Learning how to cope with rejection is an essential skill in the publishing industry
When people talk about developing essential skills that will help them become a successful writer or illustrator in the traditional publishing industry, goals usually involve the practical aspects of the craft or business, like how to craft a compelling story or how to find an agent. I believe that learning how to cope with REJECTION is just as important skill when it comes to having a longterm career.
How we handle rejection is just as important as how we handle success.
Rejection is part of the business before and after publication. If you haven’t already, do read my post from earlier this year of Rejection Stories and Advice From Published Children’s and YA Creators. Thanks again to all creators who shared.
And while having your book query outright rejected by an agent or editor is an obvious type of rejection in publishing, there are many other types of rejections. Sending out postcards or illustration samples or querying about illustration work and not ever back, for example. Failing to get a grant you’ve applied for. Not being nominated for an award or not getting on a list. Not getting reviewed in the publications you were hoping to boost your book. Or having someone say something negative about you or your book in a review or in social media. Not being invited to a private event you see your colleagues attending. Not receiving the attention or feedback from the industry you feel you deserve. And so on and so on!
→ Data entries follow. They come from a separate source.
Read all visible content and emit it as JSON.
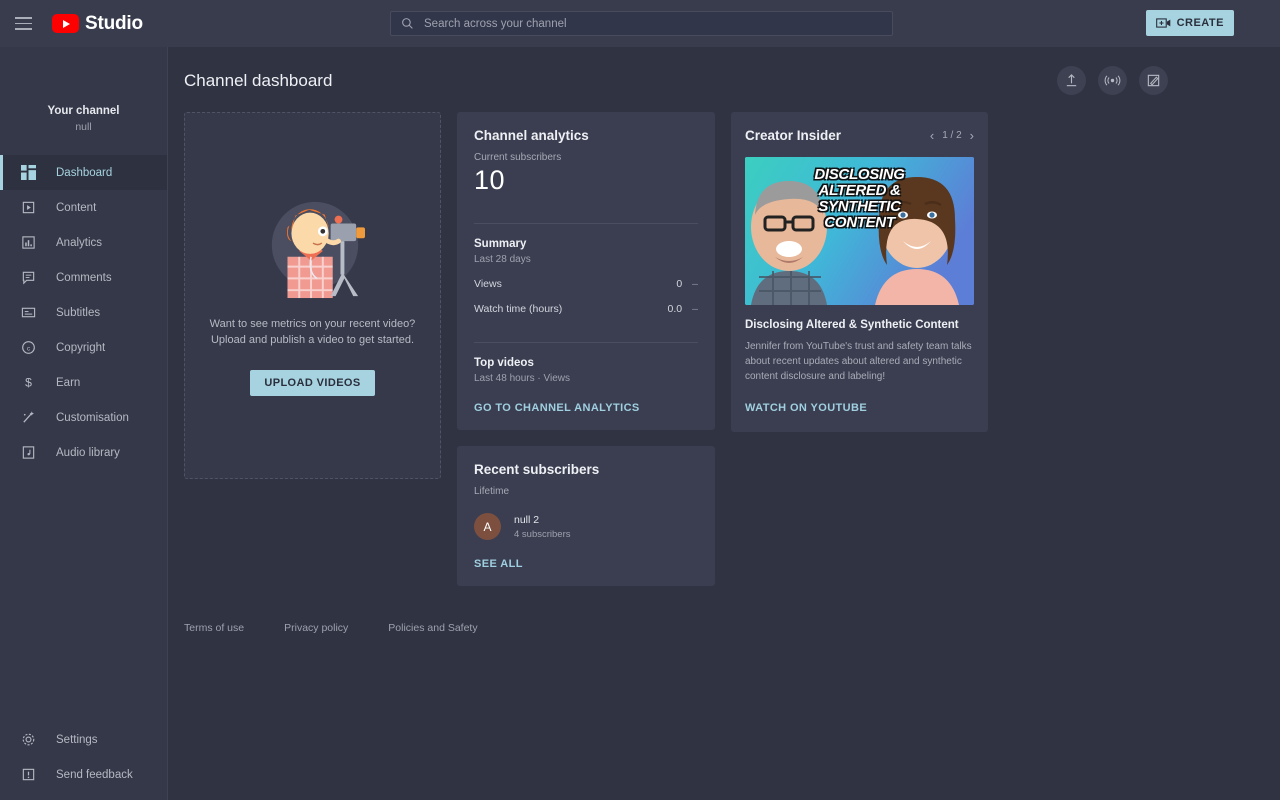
{
  "header": {
    "menu_icon": "hamburger-icon",
    "logo_text": "Studio",
    "search_placeholder": "Search across your channel",
    "search_value": "",
    "search_icon": "search-icon",
    "help_icon": "help-circle-icon",
    "create_label": "CREATE",
    "create_icon": "create-video-icon"
  },
  "sidebar": {
    "channel_label": "Your channel",
    "channel_name": "null",
    "items": [
      {
        "label": "Dashboard",
        "icon": "dashboard-grid-icon",
        "active": true
      },
      {
        "label": "Content",
        "icon": "content-video-icon",
        "active": false
      },
      {
        "label": "Analytics",
        "icon": "analytics-bar-icon",
        "active": false
      },
      {
        "label": "Comments",
        "icon": "comments-bubble-icon",
        "active": false
      },
      {
        "label": "Subtitles",
        "icon": "subtitles-icon",
        "active": false
      },
      {
        "label": "Copyright",
        "icon": "copyright-icon",
        "active": false
      },
      {
        "label": "Earn",
        "icon": "earn-dollar-icon",
        "active": false
      },
      {
        "label": "Customisation",
        "icon": "customisation-wand-icon",
        "active": false
      },
      {
        "label": "Audio library",
        "icon": "audio-library-icon",
        "active": false
      }
    ],
    "bottom_items": [
      {
        "label": "Settings",
        "icon": "gear-icon"
      },
      {
        "label": "Send feedback",
        "icon": "feedback-icon"
      }
    ]
  },
  "page": {
    "title": "Channel dashboard",
    "actions": [
      {
        "name": "upload-videos-button",
        "icon": "upload-arrow-icon"
      },
      {
        "name": "go-live-button",
        "icon": "broadcast-icon"
      },
      {
        "name": "create-post-button",
        "icon": "edit-pencil-icon"
      }
    ]
  },
  "empty_card": {
    "line1": "Want to see metrics on your recent video?",
    "line2": "Upload and publish a video to get started.",
    "button_label": "UPLOAD VIDEOS",
    "illustration": "videographer-illustration"
  },
  "analytics_card": {
    "title": "Channel analytics",
    "subs_label": "Current subscribers",
    "subs_value": "10",
    "summary_title": "Summary",
    "summary_period": "Last 28 days",
    "metrics": [
      {
        "label": "Views",
        "value": "0",
        "trend": "–"
      },
      {
        "label": "Watch time (hours)",
        "value": "0.0",
        "trend": "–"
      }
    ],
    "top_videos_title": "Top videos",
    "top_videos_sub": "Last 48 hours · Views",
    "link_label": "GO TO CHANNEL ANALYTICS"
  },
  "subscribers_card": {
    "title": "Recent subscribers",
    "period": "Lifetime",
    "rows": [
      {
        "initial": "A",
        "name": "null 2",
        "count": "4 subscribers",
        "avatar_color": "#7d4f3f"
      }
    ],
    "link_label": "SEE ALL"
  },
  "insider_card": {
    "title": "Creator Insider",
    "page_indicator": "1 / 2",
    "prev_icon": "chevron-left-icon",
    "next_icon": "chevron-right-icon",
    "thumbnail_text": "DISCLOSING ALTERED & SYNTHETIC CONTENT",
    "video_title": "Disclosing Altered & Synthetic Content",
    "description": "Jennifer from YouTube's trust and safety team talks about recent updates about altered and synthetic content disclosure and labeling!",
    "link_label": "WATCH ON YOUTUBE"
  },
  "footer": {
    "links": [
      {
        "label": "Terms of use"
      },
      {
        "label": "Privacy policy"
      },
      {
        "label": "Policies and Safety"
      }
    ]
  },
  "colors": {
    "page_bg": "#2f3342",
    "card_bg": "#3a3e50",
    "header_bg": "#383c4d",
    "sidebar_bg": "#343848",
    "accent": "#a6d3df",
    "link": "#9fcfe0",
    "brand_red": "#ff0000"
  }
}
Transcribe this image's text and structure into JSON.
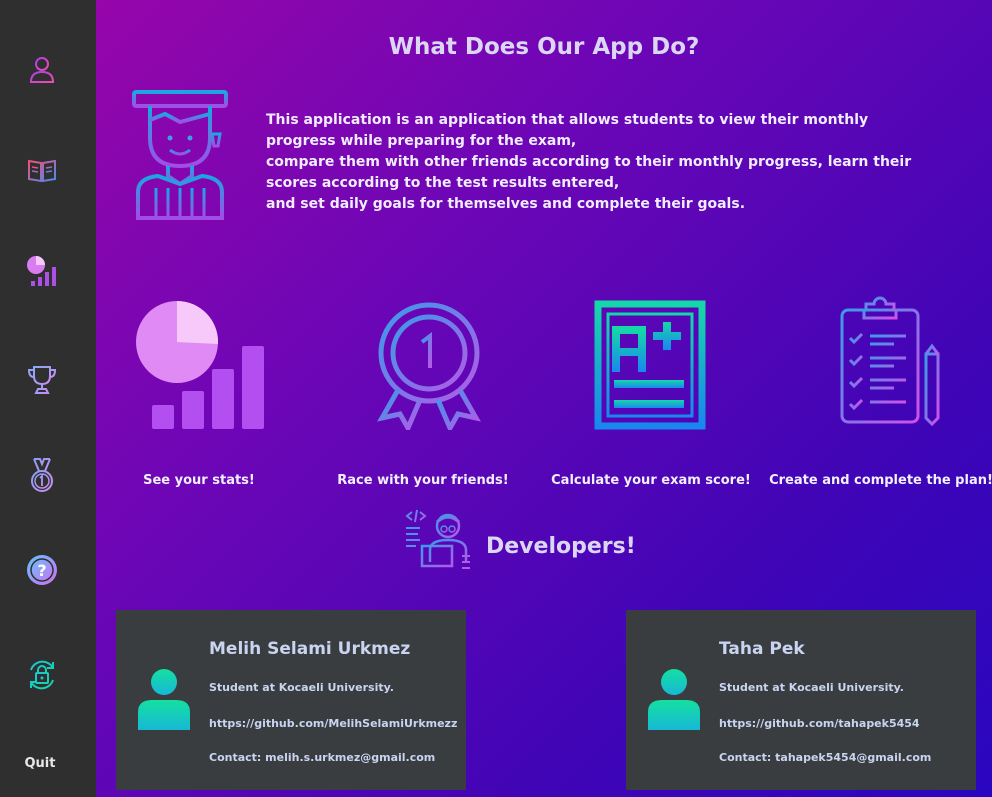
{
  "sidebar": {
    "items": [
      {
        "name": "profile-icon"
      },
      {
        "name": "book-icon"
      },
      {
        "name": "stats-icon"
      },
      {
        "name": "trophy-icon"
      },
      {
        "name": "medal-icon"
      },
      {
        "name": "help-icon"
      },
      {
        "name": "logout-lock-icon"
      }
    ],
    "quit_label": "Quit"
  },
  "main": {
    "title": "What Does Our App Do?",
    "intro": [
      "This application is an application that allows students to view their monthly progress while preparing for the exam,",
      "compare them with other friends according to their monthly progress, learn their scores according to the test results entered,",
      "and set daily goals for themselves and complete their goals."
    ],
    "features": [
      {
        "label": "See your stats!",
        "icon": "pie-bar-chart-icon"
      },
      {
        "label": "Race with your friends!",
        "icon": "medal-icon"
      },
      {
        "label": "Calculate your exam score!",
        "icon": "a-plus-grade-icon"
      },
      {
        "label": "Create and complete the plan!",
        "icon": "checklist-clipboard-icon"
      }
    ],
    "developers_heading": "Developers!"
  },
  "developers": [
    {
      "name": "Melih Selami Urkmez",
      "role": "Student at Kocaeli University.",
      "github": "https://github.com/MelihSelamiUrkmezz",
      "contact": "Contact: melih.s.urkmez@gmail.com"
    },
    {
      "name": "Taha Pek",
      "role": "Student at Kocaeli University.",
      "github": "https://github.com/tahapek5454",
      "contact": "Contact: tahapek5454@gmail.com"
    }
  ],
  "colors": {
    "sidebar": "#2f2f2f",
    "card": "#3a3d40",
    "accent_teal": "#12d6b0",
    "accent_purple": "#a24de8"
  }
}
Side note: Also see my poll results of How Book Creators Cope With Other Creators’ Success.
But back to coping with rejection…
I won’t go into the need to not give up, take a break if you need to, to persist, because even though that is valuable advice and advice I’m trying to take myself, that’s the point I’m trying to make. The goal of this post is to emphasize the importance of LEARNING HOW TO COPE WITH REJECTION. There is no one right way; you need to find what works for you.
Recently, I came across a great post from psychologist Guy Winch on the Ted Ideas blog titled “Why rejection hurts so much – and what to do about it.” One excellent quote from this article:
“The greatest damage rejection causes is usually self-inflicted.– Guy Winch
Just when our self-esteem is hurting most,
we go and damage it even further.”
Some of the healthier ways Guy Winch suggests responding to rejection:
Have zero tolerance for self-criticism. “I should probably take the time to revise next time instead of sending out my mss as soon I’ve finished the first draft” is fine, but “I’m a loser!” is not.
Don’t assume a rejection is personal when it’s not. e.g. “My book wasn’t included on that recommendation list because that person doesn’t like me.”
Find ways to boost your feelings of self-worth. Guy suggests making a list of five qualities you have that are important and meaningful, and then choose one of them and write a paragraph about why this quality matters to others, and how you might use this quality in the relevant situation. What helps me: having an inspirational board. This is a cork board I pass by every time I enter my basement studio, and one I tweak constantly. It currently includes notes of congrats or encouragement from family and friends and people I’ve worked with, art and letters from young readers, Paul Zelinsky doodles, printed tweets from Judy Blume while I was working on illustrations for her books, a postcard photo of an especially wonderful group I worked with at Highlights Foundation, and more.
Above: Feel free to read my Instagram post today for more details about some of the items in the above photo.
Find ways to boost feelings of connection. Make plans to get together with friends (work or non-work), in-person or a virtually. If you don’t know others in the industry with whom you can do this, be proactive and work toward making those connections – join the SCBWI and connect with your regional chapter to investigate meet-up possibilities. In Canada, CANSCAIP does not yet have in-person meet-ups, but does have short breakout Zoom rooms after each monthly meeting. But I also do find that sometimes getting together with friends who are NOT in the industry can also be a welcome soul-balm.
Above: Close-up of one the letters on my Inspiration board. It helps remind me of what’s important, especially when I’m feeling down about rejections or other industry angst.
ONE MORE PIECE OF ADVICE:
Don’t let anyone tell you how you should or shouldn’t be feeling (including me). I post a lot of advice on social media, and most of it is geared toward myself, reminders of what I’ve learned and how much I need to learn.
There is no magic shortcut. You need to do the work, and part of that work is learning how to cope with rejection and your negative emotions in a healthy, non-destructive way. Rejection will always hurt (at least I find it so) BUT working on developing a thicker skin and finding coping methods that work for YOU, is a worthy and ongoing goal that will help safeguard your mental health and ability to create.
Here’s an Elizabeth Gilbert video about “Success, failure and the drive to keep creating” that I love:
How to do YOU cope with rejection? Any tips that might help others? Please feel free to share them below; I’ll leave comments open for a week or two.